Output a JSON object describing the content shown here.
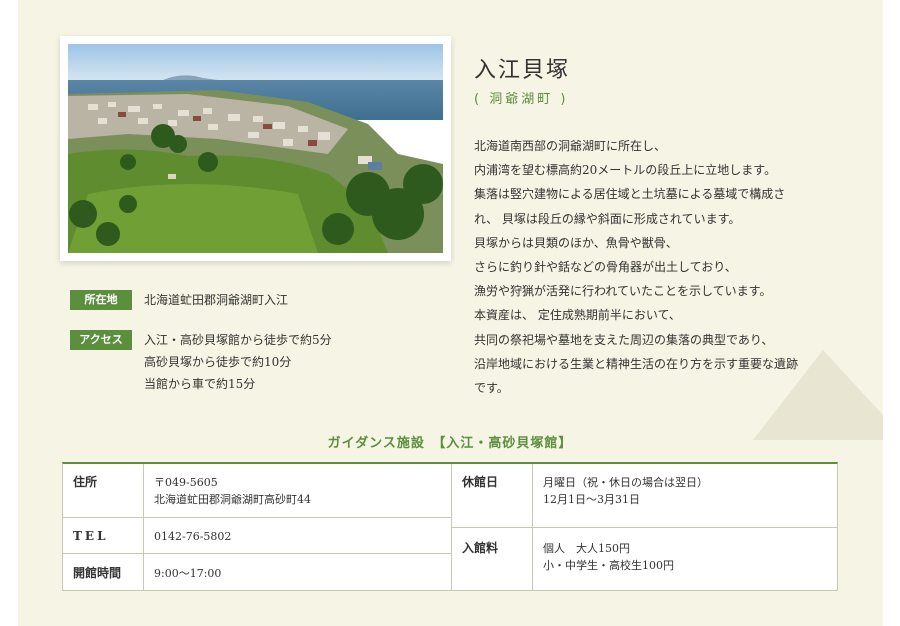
{
  "site": {
    "title": "入江貝塚",
    "subtitle": "( 洞爺湖町 )",
    "photo_alt": "",
    "location_label": "所在地",
    "location_value": "北海道虻田郡洞爺湖町入江",
    "access_label": "アクセス",
    "access_lines": [
      "入江・高砂貝塚館から徒歩で約5分",
      "高砂貝塚から徒歩で約10分",
      "当館から車で約15分"
    ],
    "description": [
      "北海道南西部の洞爺湖町に所在し、",
      "内浦湾を望む標高約20メートルの段丘上に立地します。",
      "集落は竪穴建物による居住域と土坑墓による墓域で構成さ",
      "れ、 貝塚は段丘の縁や斜面に形成されています。",
      "貝塚からは貝類のほか、魚骨や獣骨、",
      "さらに釣り針や銛などの骨角器が出土しており、",
      "漁労や狩猟が活発に行われていたことを示しています。",
      "本資産は、 定住成熟期前半において、",
      "共同の祭祀場や墓地を支えた周辺の集落の典型であり、",
      "沿岸地域における生業と精神生活の在り方を示す重要な遺跡",
      "です。"
    ]
  },
  "guidance": {
    "title": "ガイダンス施設　【入江・高砂貝塚館】",
    "address_label": "住所",
    "address_lines": [
      "〒049-5605",
      "北海道虻田郡洞爺湖町高砂町44"
    ],
    "tel_label": "TEL",
    "tel_value": "0142-76-5802",
    "hours_label": "開館時間",
    "hours_value": "9:00～17:00",
    "closed_label": "休館日",
    "closed_lines": [
      "月曜日（祝・休日の場合は翌日）",
      "12月1日～3月31日"
    ],
    "fee_label": "入館料",
    "fee_lines": [
      "個人　大人150円",
      "小・中学生・高校生100円"
    ]
  },
  "colors": {
    "accent": "#5b8f3d",
    "panel_bg": "#f6f4e4"
  }
}
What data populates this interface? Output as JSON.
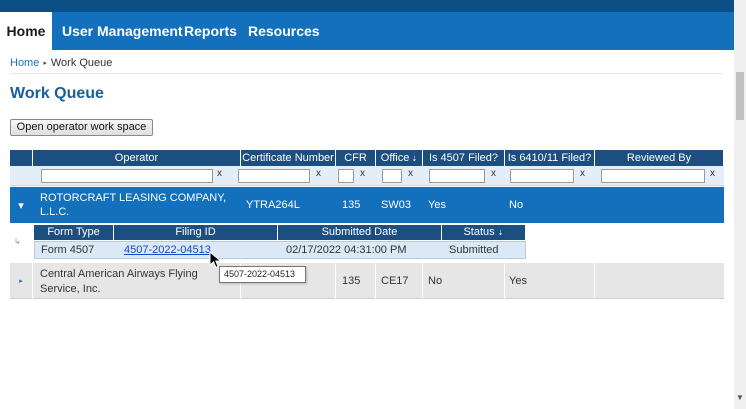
{
  "nav": {
    "items": [
      {
        "label": "Home",
        "active": true
      },
      {
        "label": "User Management",
        "active": false
      },
      {
        "label": "Reports",
        "active": false
      },
      {
        "label": "Resources",
        "active": false
      }
    ]
  },
  "breadcrumb": {
    "home": "Home",
    "current": "Work Queue"
  },
  "page": {
    "title": "Work Queue"
  },
  "toolbar": {
    "open_workspace_label": "Open operator work space"
  },
  "grid": {
    "columns": [
      "Operator",
      "Certificate Number",
      "CFR",
      "Office",
      "Is 4507 Filed?",
      "Is 6410/11 Filed?",
      "Reviewed By"
    ],
    "filter_clear": "x",
    "rows": [
      {
        "operator_line1": "ROTORCRAFT LEASING COMPANY,",
        "operator_line2": "L.L.C.",
        "certificate": "YTRA264L",
        "cfr": "135",
        "office": "SW03",
        "is4507": "Yes",
        "is6410": "No",
        "reviewed_by": ""
      },
      {
        "operator_line1": "Central American Airways Flying",
        "operator_line2": "Service, Inc.",
        "certificate": "",
        "cfr": "135",
        "office": "CE17",
        "is4507": "No",
        "is6410": "Yes",
        "reviewed_by": ""
      }
    ],
    "subgrid": {
      "columns": [
        "Form Type",
        "Filing ID",
        "Submitted Date",
        "Status"
      ],
      "rows": [
        {
          "form_type": "Form 4507",
          "filing_id": "4507-2022-04513",
          "submitted": "02/17/2022 04:31:00 PM",
          "status": "Submitted"
        }
      ]
    }
  },
  "tooltip": {
    "text": "4507-2022-04513"
  },
  "colors": {
    "nav_bg": "#1270bd",
    "header_bg": "#1c4f80",
    "selected_row": "#1270bd",
    "title": "#1b5f9a"
  }
}
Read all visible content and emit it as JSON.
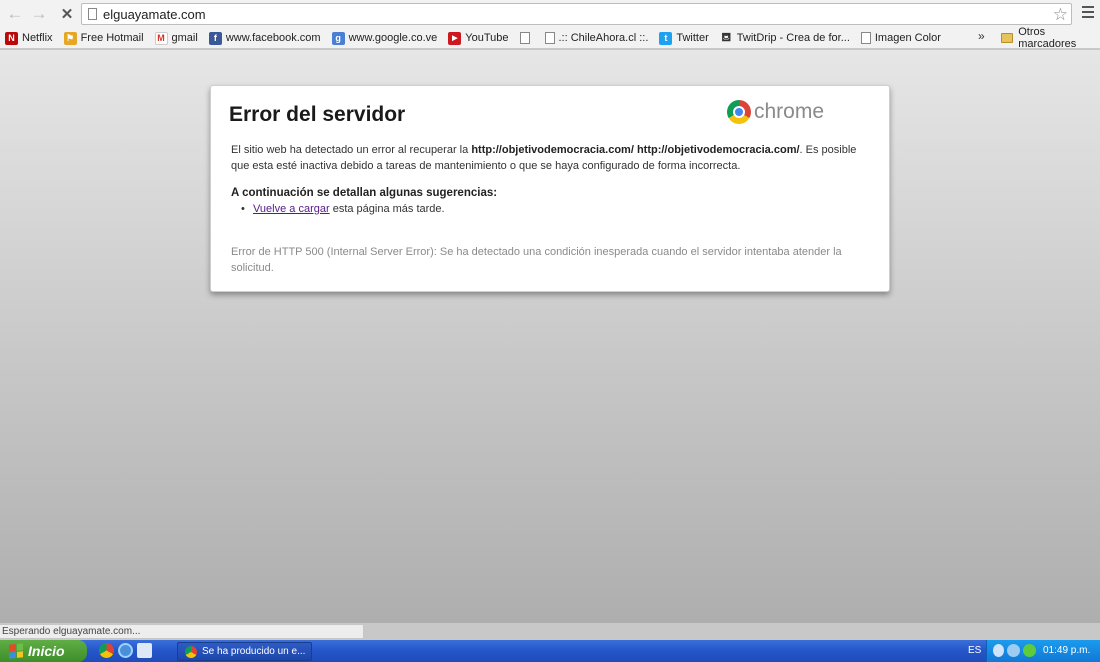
{
  "toolbar": {
    "url": "elguayamate.com"
  },
  "bookmarks": [
    {
      "label": "Netflix",
      "icon": "netflix-icon",
      "color": "#b9090b"
    },
    {
      "label": "Free Hotmail",
      "icon": "windows-flag-icon",
      "color": "#e6a823"
    },
    {
      "label": "gmail",
      "icon": "gmail-icon",
      "color": "#d93025"
    },
    {
      "label": "www.facebook.com",
      "icon": "facebook-icon",
      "color": "#3b5998"
    },
    {
      "label": "www.google.co.ve",
      "icon": "google-icon",
      "color": "#4a7fd4"
    },
    {
      "label": "YouTube",
      "icon": "youtube-icon",
      "color": "#cc181e"
    },
    {
      "label": "",
      "icon": "page-icon",
      "color": "#ffffff"
    },
    {
      "label": ".:: ChileAhora.cl ::.",
      "icon": "page-icon",
      "color": "#ffffff"
    },
    {
      "label": "Twitter",
      "icon": "twitter-icon",
      "color": "#1da1f2"
    },
    {
      "label": "TwitDrip - Crea de for...",
      "icon": "twitdrip-icon",
      "color": "#333333"
    },
    {
      "label": "Imagen Color",
      "icon": "page-icon",
      "color": "#ffffff"
    }
  ],
  "bookmarks_overflow": "»",
  "other_bookmarks": "Otros marcadores",
  "error": {
    "title": "Error del servidor",
    "brand": "chrome",
    "body_prefix": "El sitio web ha detectado un error al recuperar la ",
    "body_url": "http://objetivodemocracia.com/ http://objetivodemocracia.com/",
    "body_suffix": ". Es posible que esta esté inactiva debido a tareas de mantenimiento o que se haya configurado de forma incorrecta.",
    "suggestions_heading": "A continuación se detallan algunas sugerencias:",
    "reload_link": "Vuelve a cargar",
    "reload_suffix": " esta página más tarde.",
    "detail": "Error de HTTP 500 (Internal Server Error): Se ha detectado una condición inesperada cuando el servidor intentaba atender la solicitud."
  },
  "status_text": "Esperando elguayamate.com...",
  "taskbar": {
    "start_label": "Inicio",
    "task_label": "Se ha producido un e...",
    "language": "ES",
    "clock": "01:49 p.m."
  }
}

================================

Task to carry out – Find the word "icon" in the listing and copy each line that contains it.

Exercise answer –
      "icon": "netflix-icon",
      "icon": "windows-flag-icon",
      "icon": "gmail-icon",
      "icon": "facebook-icon",
      "icon": "google-icon",
      "icon": "youtube-icon",
      "icon": "page-icon",
      "icon": "page-icon",
      "icon": "twitter-icon",
      "icon": "twitdrip-icon",
      "icon": "page-icon",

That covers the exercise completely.